However, when White discharge have the consistency of cottage cheese or are accompanied by a strong smell, they can be a sign of a more serious infection.
Most of the time, brown vaginal discharge are completely normal. These discharges consist of old blood that needs more time to be eliminated by the uterus. When you have a discharge between periods, the blood may mix with your usual white discharge, giving it a brown, thick, jelly-like consistency. Through a natural process of oxidation, blood exposed to oxygen turns from red to brown.
Before menstruation, brown discharge can be caused by light bleeding and therefore very light blood flow. It takes time for blood to drain from your uterus, and during this time the blood ages. The oxidation of this blood then gives it a brown color. After menstruation, the brown discharge is in most cases blood that took a little longer to be expelled.
In most cases, there is no need to worry about brown discharge. However, these discharges can indicate a possible health problem if they are accompanied by other symptoms, such as vaginal itching, pain, strong odor, or changes in your menstrual cycle.
Our pink vaginal discharge are rarely a cause for concern. During the first or last days of your period, your discharge may be thinner and turn a pale pink color instead of red.

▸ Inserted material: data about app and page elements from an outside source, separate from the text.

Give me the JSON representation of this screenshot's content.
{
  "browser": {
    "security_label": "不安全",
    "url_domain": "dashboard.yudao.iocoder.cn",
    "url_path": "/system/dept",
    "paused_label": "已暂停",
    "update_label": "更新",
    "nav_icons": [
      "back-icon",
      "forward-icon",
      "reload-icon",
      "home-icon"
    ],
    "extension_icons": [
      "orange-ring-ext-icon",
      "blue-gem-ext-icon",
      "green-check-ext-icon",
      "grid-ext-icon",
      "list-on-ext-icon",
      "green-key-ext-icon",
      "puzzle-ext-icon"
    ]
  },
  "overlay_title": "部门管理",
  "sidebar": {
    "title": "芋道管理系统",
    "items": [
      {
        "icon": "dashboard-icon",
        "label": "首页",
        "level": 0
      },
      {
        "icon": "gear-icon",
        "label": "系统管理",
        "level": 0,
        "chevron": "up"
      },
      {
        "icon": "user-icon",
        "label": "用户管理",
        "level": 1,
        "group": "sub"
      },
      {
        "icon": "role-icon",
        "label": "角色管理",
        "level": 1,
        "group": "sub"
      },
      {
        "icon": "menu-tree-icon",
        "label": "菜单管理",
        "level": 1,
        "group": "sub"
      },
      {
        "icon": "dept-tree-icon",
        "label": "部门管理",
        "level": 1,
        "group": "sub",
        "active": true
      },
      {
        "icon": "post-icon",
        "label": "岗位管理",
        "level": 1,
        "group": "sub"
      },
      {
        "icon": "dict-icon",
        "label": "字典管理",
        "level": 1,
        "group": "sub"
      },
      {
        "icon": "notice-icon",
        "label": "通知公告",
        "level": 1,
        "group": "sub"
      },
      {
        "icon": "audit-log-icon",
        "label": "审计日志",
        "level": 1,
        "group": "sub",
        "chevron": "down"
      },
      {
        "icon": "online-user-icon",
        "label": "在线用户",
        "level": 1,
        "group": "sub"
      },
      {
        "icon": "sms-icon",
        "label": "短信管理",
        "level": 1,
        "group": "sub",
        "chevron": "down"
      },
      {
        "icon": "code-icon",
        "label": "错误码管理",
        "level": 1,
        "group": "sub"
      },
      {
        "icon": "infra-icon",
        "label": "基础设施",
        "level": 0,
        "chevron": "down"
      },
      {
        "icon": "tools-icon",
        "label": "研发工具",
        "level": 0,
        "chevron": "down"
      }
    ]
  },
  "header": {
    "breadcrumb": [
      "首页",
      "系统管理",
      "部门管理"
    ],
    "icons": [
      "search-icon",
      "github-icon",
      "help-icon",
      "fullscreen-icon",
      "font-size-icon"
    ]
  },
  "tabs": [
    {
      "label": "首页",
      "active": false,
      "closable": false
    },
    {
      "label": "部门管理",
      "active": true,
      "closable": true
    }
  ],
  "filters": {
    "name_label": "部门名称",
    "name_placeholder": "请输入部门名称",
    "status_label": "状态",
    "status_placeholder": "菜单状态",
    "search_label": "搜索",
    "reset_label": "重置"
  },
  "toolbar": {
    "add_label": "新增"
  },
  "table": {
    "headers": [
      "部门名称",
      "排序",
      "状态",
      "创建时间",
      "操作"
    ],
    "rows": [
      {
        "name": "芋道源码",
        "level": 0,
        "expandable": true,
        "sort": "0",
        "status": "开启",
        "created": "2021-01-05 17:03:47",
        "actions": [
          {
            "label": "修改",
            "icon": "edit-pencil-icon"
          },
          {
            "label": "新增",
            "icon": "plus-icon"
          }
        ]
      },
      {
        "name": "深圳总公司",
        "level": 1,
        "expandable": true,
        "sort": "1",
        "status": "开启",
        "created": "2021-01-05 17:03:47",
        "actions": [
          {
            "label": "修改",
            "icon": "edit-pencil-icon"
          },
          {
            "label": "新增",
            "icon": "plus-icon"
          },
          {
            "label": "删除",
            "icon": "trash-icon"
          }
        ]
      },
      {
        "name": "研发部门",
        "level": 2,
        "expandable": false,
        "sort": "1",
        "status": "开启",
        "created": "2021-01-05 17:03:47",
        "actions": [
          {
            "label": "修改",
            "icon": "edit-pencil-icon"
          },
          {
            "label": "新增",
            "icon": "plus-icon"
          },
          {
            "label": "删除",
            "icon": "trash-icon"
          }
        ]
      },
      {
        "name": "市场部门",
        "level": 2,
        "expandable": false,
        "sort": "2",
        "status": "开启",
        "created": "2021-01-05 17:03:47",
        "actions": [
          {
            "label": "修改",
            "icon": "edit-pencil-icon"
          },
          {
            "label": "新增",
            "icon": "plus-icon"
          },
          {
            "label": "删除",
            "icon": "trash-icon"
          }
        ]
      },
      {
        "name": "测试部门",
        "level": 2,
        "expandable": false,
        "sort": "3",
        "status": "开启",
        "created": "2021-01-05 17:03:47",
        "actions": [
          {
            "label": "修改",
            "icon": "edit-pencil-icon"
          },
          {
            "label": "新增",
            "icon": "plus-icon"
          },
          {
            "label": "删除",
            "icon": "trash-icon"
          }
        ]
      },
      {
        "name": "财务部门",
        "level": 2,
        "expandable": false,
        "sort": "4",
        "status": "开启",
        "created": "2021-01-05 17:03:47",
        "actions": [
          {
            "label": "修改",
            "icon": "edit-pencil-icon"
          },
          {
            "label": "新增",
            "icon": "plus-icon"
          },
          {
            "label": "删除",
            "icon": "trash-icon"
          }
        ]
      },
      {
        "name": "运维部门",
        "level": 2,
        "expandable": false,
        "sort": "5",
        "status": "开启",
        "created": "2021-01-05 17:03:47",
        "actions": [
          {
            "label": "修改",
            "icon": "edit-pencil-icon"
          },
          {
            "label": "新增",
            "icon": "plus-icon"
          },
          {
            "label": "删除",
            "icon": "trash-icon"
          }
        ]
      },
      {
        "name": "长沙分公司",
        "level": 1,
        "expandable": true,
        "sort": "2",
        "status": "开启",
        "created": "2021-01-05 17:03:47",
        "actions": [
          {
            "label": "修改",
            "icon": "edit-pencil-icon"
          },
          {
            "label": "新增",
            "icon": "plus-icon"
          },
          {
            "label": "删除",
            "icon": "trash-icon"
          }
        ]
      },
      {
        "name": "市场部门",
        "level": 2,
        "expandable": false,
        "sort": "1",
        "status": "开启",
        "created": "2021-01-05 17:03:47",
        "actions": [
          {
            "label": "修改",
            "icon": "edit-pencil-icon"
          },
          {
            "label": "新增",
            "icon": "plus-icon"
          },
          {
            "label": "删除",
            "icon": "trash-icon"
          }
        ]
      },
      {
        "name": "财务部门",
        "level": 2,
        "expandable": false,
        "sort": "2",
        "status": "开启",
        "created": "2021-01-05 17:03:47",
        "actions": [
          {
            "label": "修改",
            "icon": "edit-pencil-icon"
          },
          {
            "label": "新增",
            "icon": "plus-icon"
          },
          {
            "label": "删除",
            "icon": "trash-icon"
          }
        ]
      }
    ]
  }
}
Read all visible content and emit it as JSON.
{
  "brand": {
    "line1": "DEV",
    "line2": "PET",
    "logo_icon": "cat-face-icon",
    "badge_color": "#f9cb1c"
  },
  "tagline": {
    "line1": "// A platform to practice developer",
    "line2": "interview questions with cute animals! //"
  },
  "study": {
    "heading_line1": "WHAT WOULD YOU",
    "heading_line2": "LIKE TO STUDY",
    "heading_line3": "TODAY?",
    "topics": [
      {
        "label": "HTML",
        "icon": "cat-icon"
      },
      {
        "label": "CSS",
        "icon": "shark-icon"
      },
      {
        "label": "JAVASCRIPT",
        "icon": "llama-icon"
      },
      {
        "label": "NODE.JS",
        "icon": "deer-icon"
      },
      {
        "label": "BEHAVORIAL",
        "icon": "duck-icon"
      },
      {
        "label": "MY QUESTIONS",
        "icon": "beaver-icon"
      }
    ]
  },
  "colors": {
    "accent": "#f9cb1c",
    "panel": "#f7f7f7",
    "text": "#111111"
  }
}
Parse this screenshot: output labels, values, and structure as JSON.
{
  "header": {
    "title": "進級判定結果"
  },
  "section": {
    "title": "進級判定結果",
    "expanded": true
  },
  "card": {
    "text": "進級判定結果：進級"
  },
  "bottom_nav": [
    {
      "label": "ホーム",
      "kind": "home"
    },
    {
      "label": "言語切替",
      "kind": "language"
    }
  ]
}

Pink discharge can also occur before menstruation. It is often a sign of a implantation bleeding in early pregnancy when a fertilized egg implants in the wall of the uterus. Discharge may also be pink after ovulation or intercourse if it caused small tears or irritation of the vagina or the cervix.
In other cases, this change in color may indicate a more serious health problem requiring medical attention.
Our green vaginal discharge or sometimes greyish can often be a symptom of a common bacterial infection called bacterial vaginosis. The symptoms of bacterial vaginosis like itching, burning and irritating sensations or a strong odor can be very similar to that of a yeast infection. However, discharge from a yeast infection tends to be more grainy and white.
While vaginosis is the most likely cause of the greenish discharge, other factors may also be to blame. This is the case for some sexually transmitted infections (STIs) such as chlamydia, gonorrhea or trichomoniasis. In any case, consult your doctor or your gynecologist.
Our yellow vaginal discharge are not necessarily a sign that something is wrong. Depending on what part of the menstrual cycle you are in, yellow discharge can have different consistencies or smells. Vaginal discharge can naturally take on a yellowish or white tint when exposed to air.
However, when you experience pain, itching, or irritation, these may be symptoms that something else is causing the yellowish discoloration. This may indicate a sexually transmitted infection (STI) such as gonorrhea or trichomonas vaginitis.
The Best Hygienic Protection For Vaginal Discharge
Vaginal discharge can be uncomfortable if it gets wet, stain or bleach your underwear. In this case, external hygienic protection such as a Period Panties can be very useful. In addition to being super comfortable, ecological, economical, washable and reusable, our period panties are available in all styles and for all flows.